The SALT deduction lets taxpayers deduct their state and local income or sales taxes, whichever are greater, and their state and local property taxes. The House and Senate tax bills both fully eliminate SALT deductions for income or sales taxes, and cap the deduction for property taxes at $10,000. And they would put the resulting revenues towards tax rate cuts heavily tilted to the wealthy — a bad deal for most Americans.
Some lawmakers, such as House Majority Leader Kevin McCarthy, have said that restoring part of the income tax deduction is needed to help “fix” the harm to California. But the interactive map below, with data for each House district, makes clear that this is far from just a California issue. The income or sales tax deduction accounts for more than half of the total dollar amount of SALT deductions in 337 House districts (77 percent of all districts), and more than 70 percent of SALT deductions in 102 House districts (23 percent of all districts).
(Our state-by-state interactive map here shows that the income or sales tax deduction accounts for more than half of the total dollar amount of SALT deductions in 41 states, and more than 70 percent of SALT deductions in 16 states.)
As we’ve explained, retaining a limited SALT deduction for property taxes does little to protect state budgets from the strain that fully repealing SALT would produce.
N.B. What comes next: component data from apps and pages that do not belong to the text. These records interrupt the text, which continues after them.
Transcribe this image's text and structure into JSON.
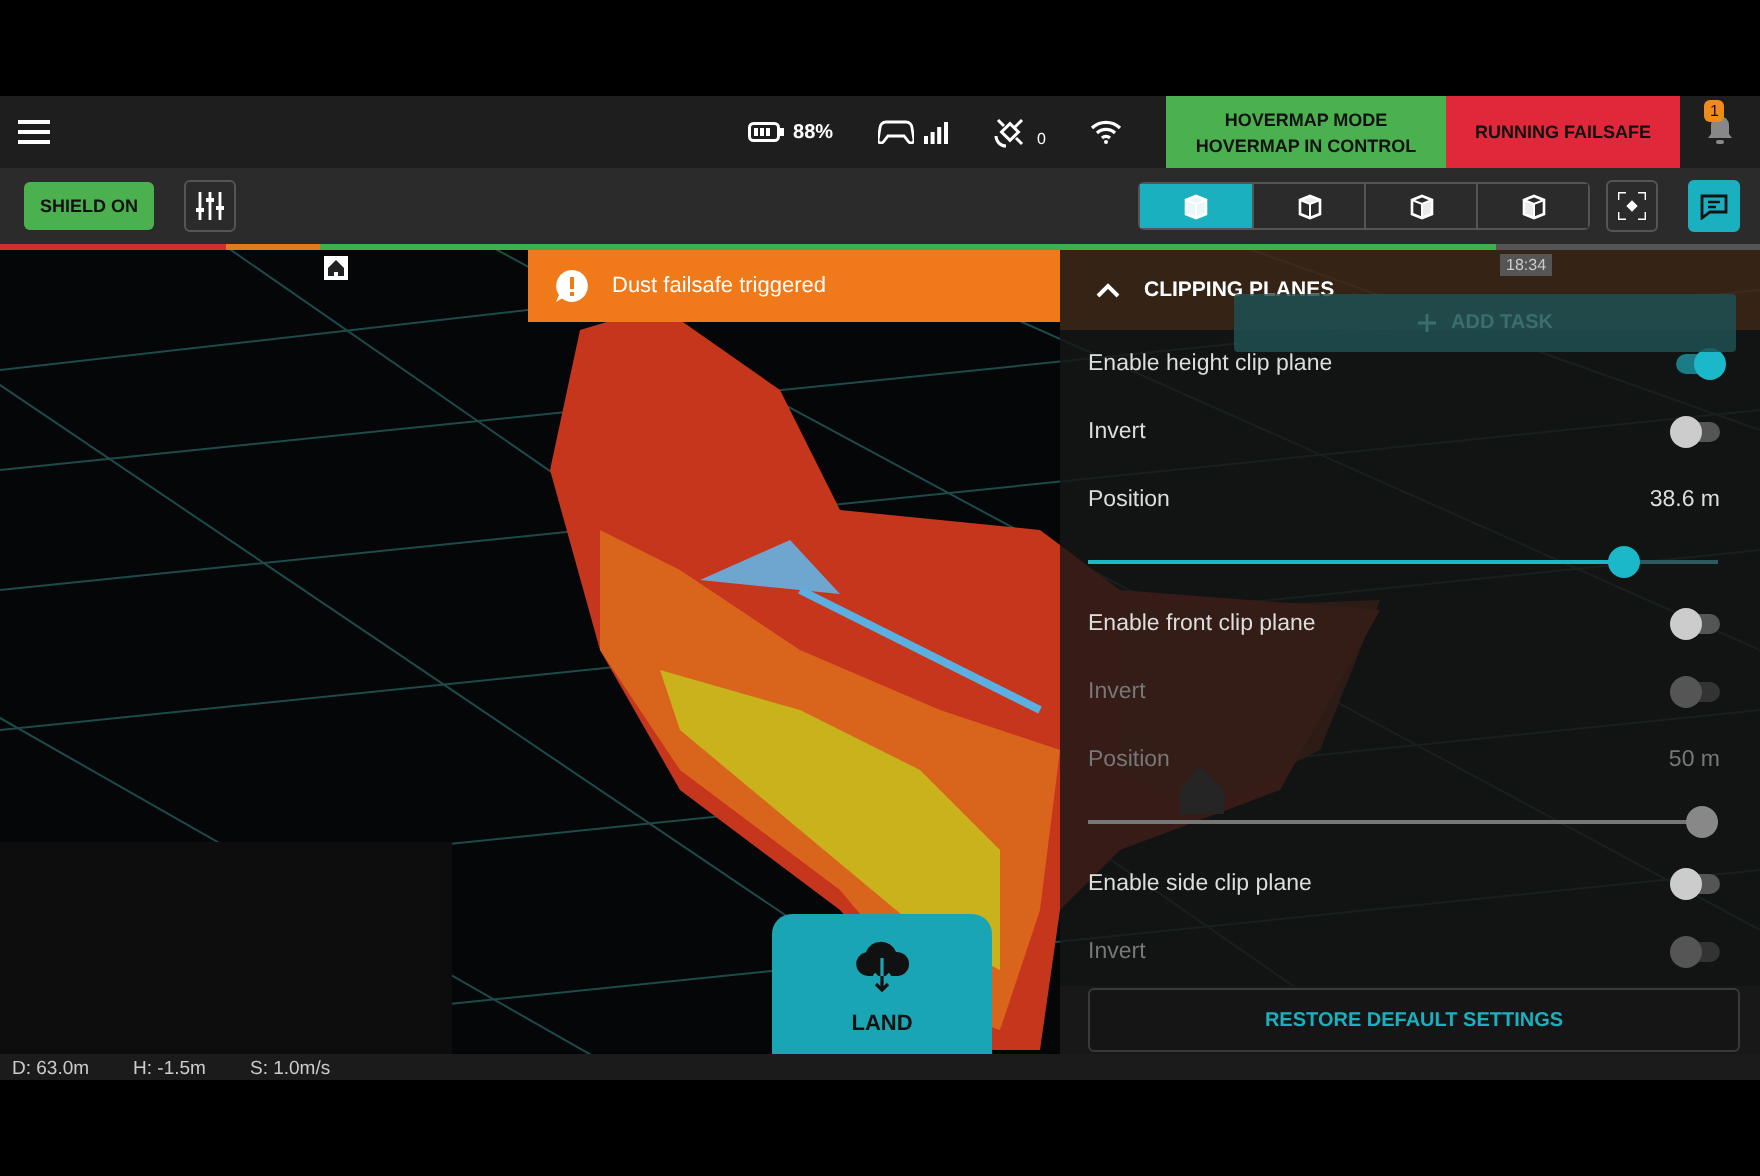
{
  "top_bar": {
    "battery": "88%",
    "satellites": "0",
    "mode": {
      "title": "HOVERMAP MODE",
      "subtitle": "HOVERMAP IN CONTROL"
    },
    "failsafe": "RUNNING FAILSAFE",
    "notifications": "1"
  },
  "mission_progress": {
    "level": 0.85
  },
  "toolbar": {
    "shield": "SHIELD ON",
    "views": [
      {
        "selected": true
      },
      {
        "selected": false
      },
      {
        "selected": false
      },
      {
        "selected": false
      }
    ],
    "chat": {
      "selected": true
    }
  },
  "map": {
    "toast": "Dust failsafe triggered",
    "clock": "18:34",
    "add_task": "ADD TASK",
    "land": "LAND"
  },
  "panel": {
    "title": "CLIPPING PLANES",
    "expanded": true,
    "rows": [
      {
        "kind": "toggle",
        "label": "Enable height clip plane",
        "on": true,
        "disabled": false
      },
      {
        "kind": "toggle",
        "label": "Invert",
        "on": false,
        "disabled": false
      },
      {
        "kind": "slider",
        "label": "Position",
        "reading": "38.6 m",
        "level": 0.87,
        "disabled": false
      },
      {
        "kind": "toggle",
        "label": "Enable front clip plane",
        "on": false,
        "disabled": false
      },
      {
        "kind": "toggle",
        "label": "Invert",
        "on": false,
        "disabled": true
      },
      {
        "kind": "slider",
        "label": "Position",
        "reading": "50 m",
        "level": 1,
        "disabled": true
      },
      {
        "kind": "toggle",
        "label": "Enable side clip plane",
        "on": false,
        "disabled": false
      },
      {
        "kind": "toggle",
        "label": "Invert",
        "on": false,
        "disabled": true
      }
    ],
    "restore": "RESTORE DEFAULT SETTINGS"
  },
  "status_bar": [
    "D: 63.0m",
    "H: -1.5m",
    "S: 1.0m/s"
  ]
}
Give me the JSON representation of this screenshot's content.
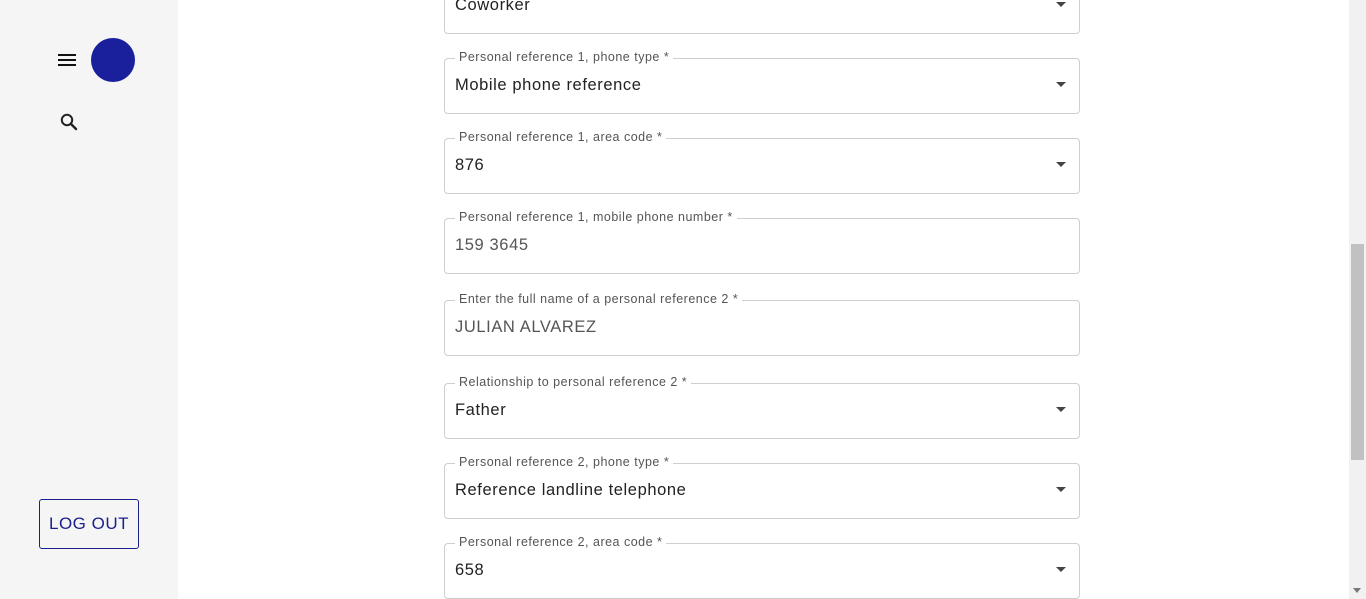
{
  "sidebar": {
    "logout_label": "LOG OUT",
    "menu_icon": "hamburger-menu-icon",
    "search_icon": "search-icon",
    "avatar_color": "#1a1f9c"
  },
  "form": {
    "fields": [
      {
        "label": "",
        "value": "Coworker",
        "kind": "select"
      },
      {
        "label": "Personal reference 1, phone type *",
        "value": "Mobile phone reference",
        "kind": "select"
      },
      {
        "label": "Personal reference 1, area code *",
        "value": "876",
        "kind": "select"
      },
      {
        "label": "Personal reference 1, mobile phone number *",
        "value": "159 3645",
        "kind": "input"
      },
      {
        "label": "Enter the full name of a personal reference 2 *",
        "value": "JULIAN ALVAREZ",
        "kind": "input"
      },
      {
        "label": "Relationship to personal reference 2 *",
        "value": "Father",
        "kind": "select"
      },
      {
        "label": "Personal reference 2, phone type *",
        "value": "Reference landline telephone",
        "kind": "select"
      },
      {
        "label": "Personal reference 2, area code *",
        "value": "658",
        "kind": "select"
      }
    ]
  }
}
Thus, eliminating the income or sales tax deduction would likely lead over time to cuts in state funding for schools, health care, and other services on which middle- and lower-income families rely.